Could you copy every record below exactly, leaving out the pictures?

Given entries:
»»
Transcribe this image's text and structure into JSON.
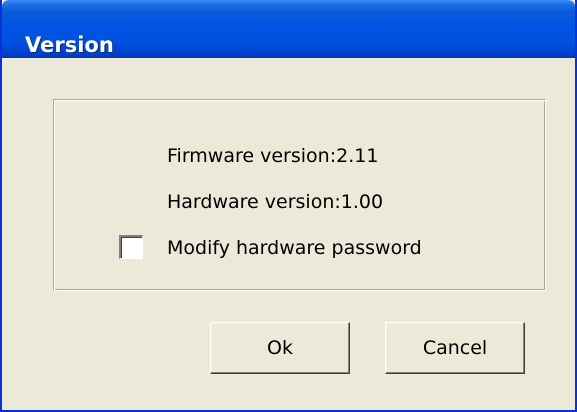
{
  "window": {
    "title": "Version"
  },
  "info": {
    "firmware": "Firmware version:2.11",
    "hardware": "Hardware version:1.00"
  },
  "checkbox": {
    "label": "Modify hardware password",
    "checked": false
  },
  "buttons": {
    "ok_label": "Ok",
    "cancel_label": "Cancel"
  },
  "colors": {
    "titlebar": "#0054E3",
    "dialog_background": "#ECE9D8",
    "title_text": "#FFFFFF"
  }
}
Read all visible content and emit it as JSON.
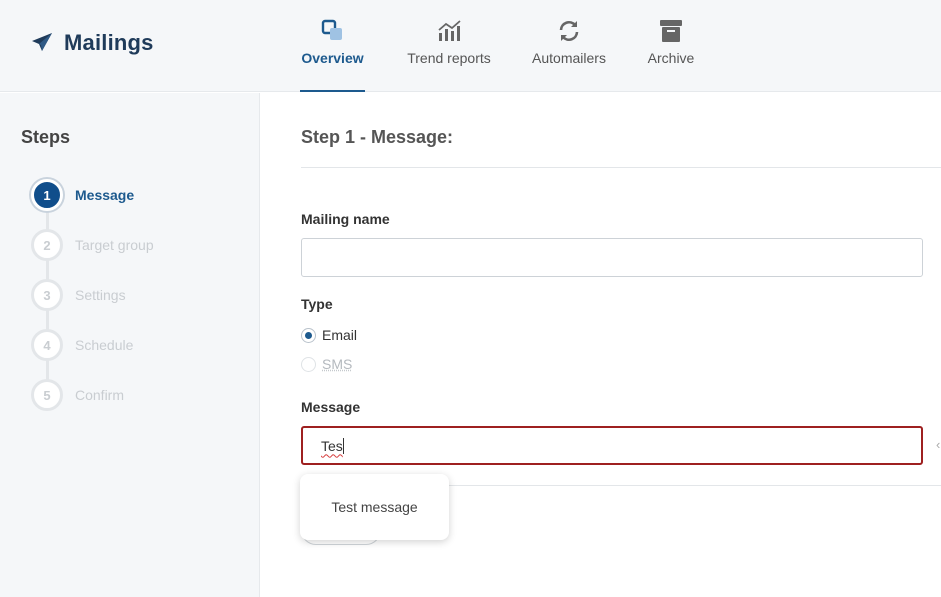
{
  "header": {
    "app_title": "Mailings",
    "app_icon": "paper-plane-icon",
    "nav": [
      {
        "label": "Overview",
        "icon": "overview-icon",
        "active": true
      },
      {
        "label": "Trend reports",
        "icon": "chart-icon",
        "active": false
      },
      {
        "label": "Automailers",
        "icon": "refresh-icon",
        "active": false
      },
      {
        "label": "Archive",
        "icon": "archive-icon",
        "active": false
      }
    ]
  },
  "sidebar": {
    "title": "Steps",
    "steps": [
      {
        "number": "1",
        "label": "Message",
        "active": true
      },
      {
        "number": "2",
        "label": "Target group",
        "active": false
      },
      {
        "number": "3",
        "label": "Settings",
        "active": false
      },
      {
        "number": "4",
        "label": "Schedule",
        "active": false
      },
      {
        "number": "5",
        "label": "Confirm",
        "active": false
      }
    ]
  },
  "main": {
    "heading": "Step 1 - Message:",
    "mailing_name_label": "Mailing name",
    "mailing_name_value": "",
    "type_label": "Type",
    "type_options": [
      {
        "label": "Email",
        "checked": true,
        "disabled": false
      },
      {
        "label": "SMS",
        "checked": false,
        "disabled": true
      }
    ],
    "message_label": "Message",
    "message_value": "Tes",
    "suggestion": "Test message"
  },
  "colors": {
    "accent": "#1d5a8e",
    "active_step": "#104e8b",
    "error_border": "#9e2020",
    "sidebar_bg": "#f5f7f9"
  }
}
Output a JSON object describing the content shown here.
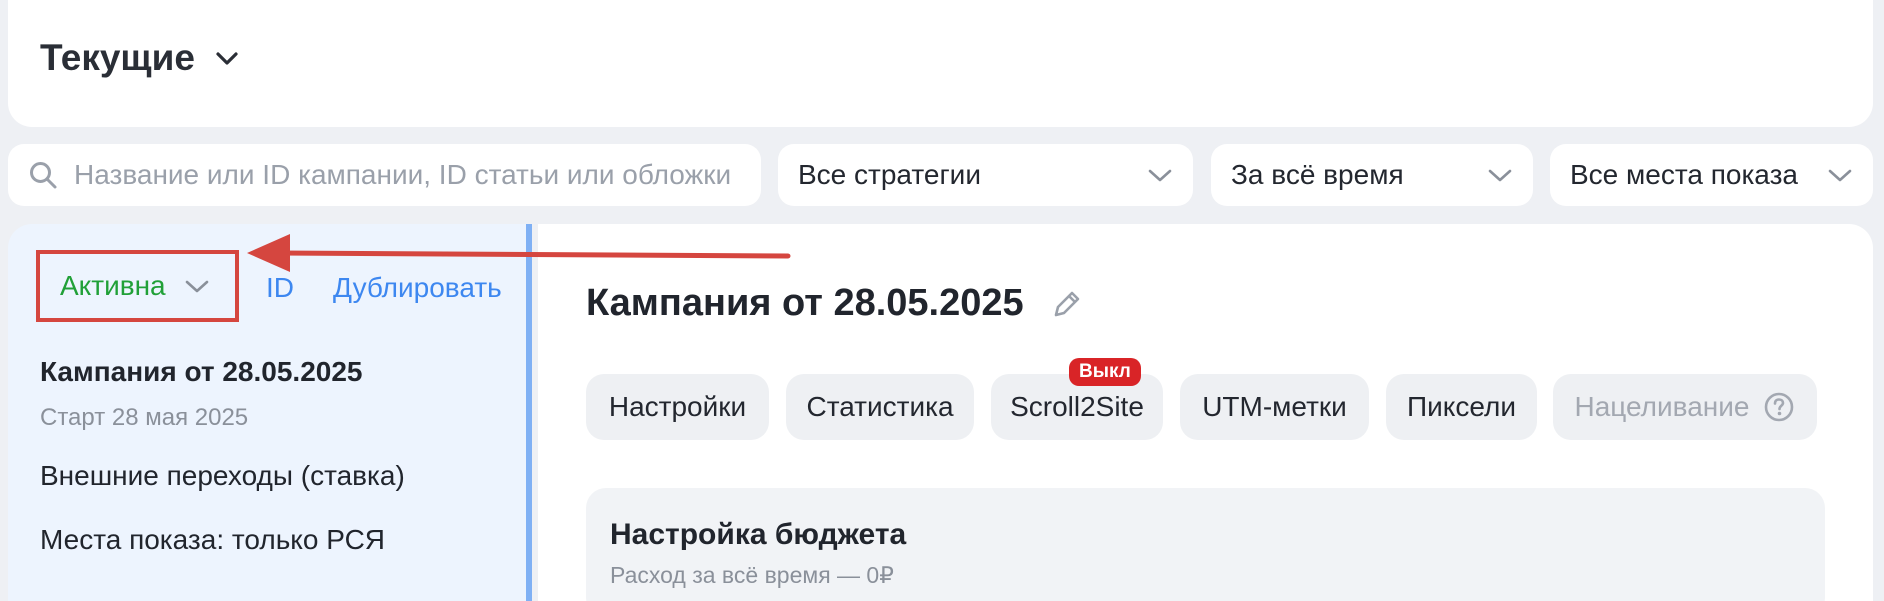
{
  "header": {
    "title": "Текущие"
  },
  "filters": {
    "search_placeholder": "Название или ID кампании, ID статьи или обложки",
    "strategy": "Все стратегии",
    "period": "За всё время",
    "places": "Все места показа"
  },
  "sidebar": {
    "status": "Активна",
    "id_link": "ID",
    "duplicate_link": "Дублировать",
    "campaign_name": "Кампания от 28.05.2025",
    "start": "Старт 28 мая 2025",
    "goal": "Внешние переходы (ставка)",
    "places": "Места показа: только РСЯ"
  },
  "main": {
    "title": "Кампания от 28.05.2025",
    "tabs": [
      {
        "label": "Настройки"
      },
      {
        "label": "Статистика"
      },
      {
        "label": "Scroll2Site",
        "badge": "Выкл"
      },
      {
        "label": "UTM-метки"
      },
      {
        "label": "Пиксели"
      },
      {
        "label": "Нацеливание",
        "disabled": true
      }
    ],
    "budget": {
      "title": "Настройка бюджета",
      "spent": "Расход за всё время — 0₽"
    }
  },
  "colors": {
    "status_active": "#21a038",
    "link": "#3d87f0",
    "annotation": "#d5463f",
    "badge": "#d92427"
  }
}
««
Written reply:
Transcribe this image's text and structure into JSON.
{
  "window": {
    "title": "Version"
  },
  "info": {
    "firmware": "Firmware version:2.11",
    "hardware": "Hardware version:1.00"
  },
  "checkbox": {
    "label": "Modify hardware password",
    "checked": false
  },
  "buttons": {
    "ok_label": "Ok",
    "cancel_label": "Cancel"
  },
  "colors": {
    "titlebar": "#0054E3",
    "dialog_background": "#ECE9D8",
    "title_text": "#FFFFFF"
  }
}
Read all visible content and emit it as JSON.
{
  "header": {
    "app_title": "Mailings",
    "app_icon": "paper-plane-icon",
    "nav": [
      {
        "label": "Overview",
        "icon": "overview-icon",
        "active": true
      },
      {
        "label": "Trend reports",
        "icon": "chart-icon",
        "active": false
      },
      {
        "label": "Automailers",
        "icon": "refresh-icon",
        "active": false
      },
      {
        "label": "Archive",
        "icon": "archive-icon",
        "active": false
      }
    ]
  },
  "sidebar": {
    "title": "Steps",
    "steps": [
      {
        "number": "1",
        "label": "Message",
        "active": true
      },
      {
        "number": "2",
        "label": "Target group",
        "active": false
      },
      {
        "number": "3",
        "label": "Settings",
        "active": false
      },
      {
        "number": "4",
        "label": "Schedule",
        "active": false
      },
      {
        "number": "5",
        "label": "Confirm",
        "active": false
      }
    ]
  },
  "main": {
    "heading": "Step 1 - Message:",
    "mailing_name_label": "Mailing name",
    "mailing_name_value": "",
    "type_label": "Type",
    "type_options": [
      {
        "label": "Email",
        "checked": true,
        "disabled": false
      },
      {
        "label": "SMS",
        "checked": false,
        "disabled": true
      }
    ],
    "message_label": "Message",
    "message_value": "Tes",
    "suggestion": "Test message"
  },
  "colors": {
    "accent": "#1d5a8e",
    "active_step": "#104e8b",
    "error_border": "#9e2020",
    "sidebar_bg": "#f5f7f9"
  }
}
Output a JSON object describing the content shown here.
{
  "header": {
    "title": "Текущие"
  },
  "filters": {
    "search_placeholder": "Название или ID кампании, ID статьи или обложки",
    "strategy": "Все стратегии",
    "period": "За всё время",
    "places": "Все места показа"
  },
  "sidebar": {
    "status": "Активна",
    "id_link": "ID",
    "duplicate_link": "Дублировать",
    "campaign_name": "Кампания от 28.05.2025",
    "start": "Старт 28 мая 2025",
    "goal": "Внешние переходы (ставка)",
    "places": "Места показа: только РСЯ"
  },
  "main": {
    "title": "Кампания от 28.05.2025",
    "tabs": [
      {
        "label": "Настройки"
      },
      {
        "label": "Статистика"
      },
      {
        "label": "Scroll2Site",
        "badge": "Выкл"
      },
      {
        "label": "UTM-метки"
      },
      {
        "label": "Пиксели"
      },
      {
        "label": "Нацеливание",
        "disabled": true
      }
    ],
    "budget": {
      "title": "Настройка бюджета",
      "spent": "Расход за всё время — 0₽"
    }
  },
  "colors": {
    "status_active": "#21a038",
    "link": "#3d87f0",
    "annotation": "#d5463f",
    "badge": "#d92427"
  }
}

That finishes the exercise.